HOW TO COMPLETE THIS TASK: Go through the entries below and pick out every line with "views".
═══ RECORD SET ═══
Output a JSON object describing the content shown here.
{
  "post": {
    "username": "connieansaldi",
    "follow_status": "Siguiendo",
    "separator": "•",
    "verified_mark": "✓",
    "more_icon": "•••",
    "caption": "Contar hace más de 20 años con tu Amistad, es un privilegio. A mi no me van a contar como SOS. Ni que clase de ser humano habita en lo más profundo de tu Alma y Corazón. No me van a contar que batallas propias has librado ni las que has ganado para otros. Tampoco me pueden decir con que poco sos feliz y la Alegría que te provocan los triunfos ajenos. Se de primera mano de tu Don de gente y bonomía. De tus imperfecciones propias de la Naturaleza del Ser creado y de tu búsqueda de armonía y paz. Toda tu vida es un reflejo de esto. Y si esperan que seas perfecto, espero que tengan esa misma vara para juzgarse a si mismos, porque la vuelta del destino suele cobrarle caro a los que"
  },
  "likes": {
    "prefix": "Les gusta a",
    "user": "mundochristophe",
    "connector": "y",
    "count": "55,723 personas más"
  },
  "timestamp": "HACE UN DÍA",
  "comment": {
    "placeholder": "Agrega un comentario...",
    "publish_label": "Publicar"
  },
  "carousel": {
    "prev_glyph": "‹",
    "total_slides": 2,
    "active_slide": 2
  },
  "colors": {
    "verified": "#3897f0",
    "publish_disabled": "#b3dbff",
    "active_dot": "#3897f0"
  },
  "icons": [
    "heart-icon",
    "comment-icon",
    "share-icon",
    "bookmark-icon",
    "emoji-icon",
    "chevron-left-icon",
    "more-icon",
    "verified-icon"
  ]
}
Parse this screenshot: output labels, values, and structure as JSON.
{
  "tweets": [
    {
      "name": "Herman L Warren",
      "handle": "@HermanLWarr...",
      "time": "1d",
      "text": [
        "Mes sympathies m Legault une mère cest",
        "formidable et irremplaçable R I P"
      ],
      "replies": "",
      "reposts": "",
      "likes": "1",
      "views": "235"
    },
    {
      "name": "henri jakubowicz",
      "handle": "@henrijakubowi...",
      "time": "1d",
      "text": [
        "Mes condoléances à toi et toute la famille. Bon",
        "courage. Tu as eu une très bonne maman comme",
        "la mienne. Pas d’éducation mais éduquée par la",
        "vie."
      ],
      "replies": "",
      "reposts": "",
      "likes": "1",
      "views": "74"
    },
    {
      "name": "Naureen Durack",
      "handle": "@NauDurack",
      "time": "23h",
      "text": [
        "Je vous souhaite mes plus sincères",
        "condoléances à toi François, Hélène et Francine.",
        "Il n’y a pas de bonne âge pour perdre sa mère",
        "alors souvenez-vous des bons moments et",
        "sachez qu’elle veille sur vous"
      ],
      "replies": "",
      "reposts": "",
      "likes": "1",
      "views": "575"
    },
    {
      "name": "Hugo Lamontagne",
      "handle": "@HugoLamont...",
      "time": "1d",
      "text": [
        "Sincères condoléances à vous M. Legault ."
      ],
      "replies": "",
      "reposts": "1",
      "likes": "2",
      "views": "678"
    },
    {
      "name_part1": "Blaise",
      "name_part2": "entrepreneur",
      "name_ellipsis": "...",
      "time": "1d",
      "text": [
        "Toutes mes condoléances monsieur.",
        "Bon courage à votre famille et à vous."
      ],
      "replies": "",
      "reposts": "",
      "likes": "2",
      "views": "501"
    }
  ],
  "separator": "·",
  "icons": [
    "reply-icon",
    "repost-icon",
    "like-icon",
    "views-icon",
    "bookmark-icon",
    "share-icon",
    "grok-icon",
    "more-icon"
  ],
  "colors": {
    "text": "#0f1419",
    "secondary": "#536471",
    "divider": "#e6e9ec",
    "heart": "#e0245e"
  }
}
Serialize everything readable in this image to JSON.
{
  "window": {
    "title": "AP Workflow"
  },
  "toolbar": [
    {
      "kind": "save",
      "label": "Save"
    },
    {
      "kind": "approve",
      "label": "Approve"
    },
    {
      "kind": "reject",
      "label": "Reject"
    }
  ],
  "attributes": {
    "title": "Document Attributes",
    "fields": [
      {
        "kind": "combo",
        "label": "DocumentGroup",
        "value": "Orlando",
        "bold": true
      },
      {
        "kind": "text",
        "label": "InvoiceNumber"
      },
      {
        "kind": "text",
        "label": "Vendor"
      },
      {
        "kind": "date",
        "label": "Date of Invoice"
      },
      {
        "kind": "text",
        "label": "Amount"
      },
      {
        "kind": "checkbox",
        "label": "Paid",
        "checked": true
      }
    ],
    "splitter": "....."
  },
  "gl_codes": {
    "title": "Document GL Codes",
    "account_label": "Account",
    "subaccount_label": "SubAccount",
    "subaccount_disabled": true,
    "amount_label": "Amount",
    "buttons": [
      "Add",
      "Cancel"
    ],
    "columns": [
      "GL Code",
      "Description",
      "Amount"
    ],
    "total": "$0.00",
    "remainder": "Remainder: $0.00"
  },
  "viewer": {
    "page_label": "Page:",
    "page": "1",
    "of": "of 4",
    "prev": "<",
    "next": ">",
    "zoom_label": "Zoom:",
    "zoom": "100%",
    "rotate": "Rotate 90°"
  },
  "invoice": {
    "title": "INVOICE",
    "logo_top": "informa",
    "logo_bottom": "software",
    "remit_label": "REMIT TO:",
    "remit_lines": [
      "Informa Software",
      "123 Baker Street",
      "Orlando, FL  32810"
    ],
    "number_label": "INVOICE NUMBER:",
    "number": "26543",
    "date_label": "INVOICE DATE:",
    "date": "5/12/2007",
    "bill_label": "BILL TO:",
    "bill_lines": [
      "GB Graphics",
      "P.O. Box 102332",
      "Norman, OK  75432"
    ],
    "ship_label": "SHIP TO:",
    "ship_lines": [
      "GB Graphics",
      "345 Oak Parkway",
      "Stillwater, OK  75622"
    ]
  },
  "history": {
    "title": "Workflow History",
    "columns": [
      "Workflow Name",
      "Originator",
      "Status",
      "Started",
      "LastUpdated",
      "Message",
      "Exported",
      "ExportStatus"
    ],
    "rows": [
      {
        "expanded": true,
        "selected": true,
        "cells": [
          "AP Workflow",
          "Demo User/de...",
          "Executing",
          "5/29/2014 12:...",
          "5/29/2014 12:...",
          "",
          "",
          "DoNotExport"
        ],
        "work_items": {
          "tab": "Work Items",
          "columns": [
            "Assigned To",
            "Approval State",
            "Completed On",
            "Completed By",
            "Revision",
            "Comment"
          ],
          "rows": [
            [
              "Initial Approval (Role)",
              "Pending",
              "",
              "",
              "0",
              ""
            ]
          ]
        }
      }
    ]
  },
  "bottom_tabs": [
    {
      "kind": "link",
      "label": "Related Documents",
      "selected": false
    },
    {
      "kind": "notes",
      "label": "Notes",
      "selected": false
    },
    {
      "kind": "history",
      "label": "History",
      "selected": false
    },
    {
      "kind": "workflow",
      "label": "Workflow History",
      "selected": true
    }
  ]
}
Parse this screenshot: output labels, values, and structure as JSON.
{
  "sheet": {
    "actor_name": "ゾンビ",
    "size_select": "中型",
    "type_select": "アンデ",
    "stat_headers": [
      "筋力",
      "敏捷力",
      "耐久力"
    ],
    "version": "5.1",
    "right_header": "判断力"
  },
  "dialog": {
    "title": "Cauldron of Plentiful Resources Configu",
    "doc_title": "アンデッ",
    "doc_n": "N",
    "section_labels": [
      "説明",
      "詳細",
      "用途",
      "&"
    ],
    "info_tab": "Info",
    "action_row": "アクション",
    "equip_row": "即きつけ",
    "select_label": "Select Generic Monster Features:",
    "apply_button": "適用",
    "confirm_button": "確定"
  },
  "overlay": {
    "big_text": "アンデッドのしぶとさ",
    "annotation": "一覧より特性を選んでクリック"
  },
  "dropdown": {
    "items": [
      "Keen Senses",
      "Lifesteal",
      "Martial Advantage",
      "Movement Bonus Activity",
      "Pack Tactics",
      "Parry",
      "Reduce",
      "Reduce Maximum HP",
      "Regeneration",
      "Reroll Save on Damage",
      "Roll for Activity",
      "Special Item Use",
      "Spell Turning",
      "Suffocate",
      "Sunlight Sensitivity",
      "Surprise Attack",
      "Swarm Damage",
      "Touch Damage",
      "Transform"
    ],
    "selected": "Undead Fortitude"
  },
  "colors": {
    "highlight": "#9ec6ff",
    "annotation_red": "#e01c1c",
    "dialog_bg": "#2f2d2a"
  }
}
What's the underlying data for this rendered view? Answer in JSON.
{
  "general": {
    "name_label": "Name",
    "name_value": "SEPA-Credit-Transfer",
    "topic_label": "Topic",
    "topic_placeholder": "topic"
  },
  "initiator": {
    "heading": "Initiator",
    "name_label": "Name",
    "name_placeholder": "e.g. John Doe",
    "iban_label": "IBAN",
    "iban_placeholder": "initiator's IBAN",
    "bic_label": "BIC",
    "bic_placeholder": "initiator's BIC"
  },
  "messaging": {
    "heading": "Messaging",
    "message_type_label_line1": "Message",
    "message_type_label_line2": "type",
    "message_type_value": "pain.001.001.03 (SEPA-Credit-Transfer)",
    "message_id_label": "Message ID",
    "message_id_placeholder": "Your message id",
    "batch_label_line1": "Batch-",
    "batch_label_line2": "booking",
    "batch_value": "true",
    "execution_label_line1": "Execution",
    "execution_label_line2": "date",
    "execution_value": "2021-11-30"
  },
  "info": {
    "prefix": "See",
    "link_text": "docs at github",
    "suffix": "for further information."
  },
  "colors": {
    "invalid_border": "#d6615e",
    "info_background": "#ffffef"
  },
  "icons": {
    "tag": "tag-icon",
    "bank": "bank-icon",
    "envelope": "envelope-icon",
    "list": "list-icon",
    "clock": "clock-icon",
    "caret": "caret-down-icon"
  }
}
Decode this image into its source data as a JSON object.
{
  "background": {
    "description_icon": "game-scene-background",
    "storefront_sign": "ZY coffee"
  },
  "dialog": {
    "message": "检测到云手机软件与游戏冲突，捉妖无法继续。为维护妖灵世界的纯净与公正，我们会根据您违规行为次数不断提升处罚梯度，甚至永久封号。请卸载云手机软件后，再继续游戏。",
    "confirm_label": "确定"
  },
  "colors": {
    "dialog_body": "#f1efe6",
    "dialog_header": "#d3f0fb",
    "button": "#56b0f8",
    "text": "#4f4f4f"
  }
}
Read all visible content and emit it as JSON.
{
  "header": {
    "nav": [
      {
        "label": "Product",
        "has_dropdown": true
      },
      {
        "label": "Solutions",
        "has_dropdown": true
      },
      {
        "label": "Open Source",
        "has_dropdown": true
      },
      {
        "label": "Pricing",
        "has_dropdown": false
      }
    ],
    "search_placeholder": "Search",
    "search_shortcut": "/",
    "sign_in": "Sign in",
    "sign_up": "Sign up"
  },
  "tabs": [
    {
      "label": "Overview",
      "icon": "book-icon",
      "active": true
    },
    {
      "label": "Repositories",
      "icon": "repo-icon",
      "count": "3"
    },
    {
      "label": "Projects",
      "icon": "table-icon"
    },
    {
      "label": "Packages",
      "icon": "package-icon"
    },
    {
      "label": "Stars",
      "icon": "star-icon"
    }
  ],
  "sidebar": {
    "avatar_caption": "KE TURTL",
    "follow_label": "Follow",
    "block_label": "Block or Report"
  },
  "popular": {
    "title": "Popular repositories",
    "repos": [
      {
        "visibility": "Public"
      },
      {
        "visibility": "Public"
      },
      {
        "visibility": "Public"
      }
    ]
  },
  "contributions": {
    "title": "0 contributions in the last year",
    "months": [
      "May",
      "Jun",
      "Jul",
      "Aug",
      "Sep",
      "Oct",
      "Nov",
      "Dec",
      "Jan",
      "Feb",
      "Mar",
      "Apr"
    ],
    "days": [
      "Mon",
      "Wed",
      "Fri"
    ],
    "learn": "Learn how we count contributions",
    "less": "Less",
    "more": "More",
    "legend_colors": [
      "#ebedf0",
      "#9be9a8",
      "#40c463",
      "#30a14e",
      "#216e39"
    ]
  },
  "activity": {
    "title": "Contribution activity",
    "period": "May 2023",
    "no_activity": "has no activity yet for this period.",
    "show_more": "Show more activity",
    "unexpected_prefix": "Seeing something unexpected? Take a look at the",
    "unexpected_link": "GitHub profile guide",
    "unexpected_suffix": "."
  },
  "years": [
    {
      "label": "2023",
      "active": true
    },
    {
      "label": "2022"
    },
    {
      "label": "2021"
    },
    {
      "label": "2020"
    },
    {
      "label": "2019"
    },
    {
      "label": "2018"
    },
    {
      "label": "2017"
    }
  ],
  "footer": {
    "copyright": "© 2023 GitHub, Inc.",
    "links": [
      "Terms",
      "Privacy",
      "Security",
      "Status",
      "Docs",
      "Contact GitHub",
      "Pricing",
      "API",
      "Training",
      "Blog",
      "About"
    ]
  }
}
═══
SOLVED EXERCISE:
      "views": "235"
      "views": "74"
      "views": "575"
      "views": "678"
      "views": "501"
    "views-icon",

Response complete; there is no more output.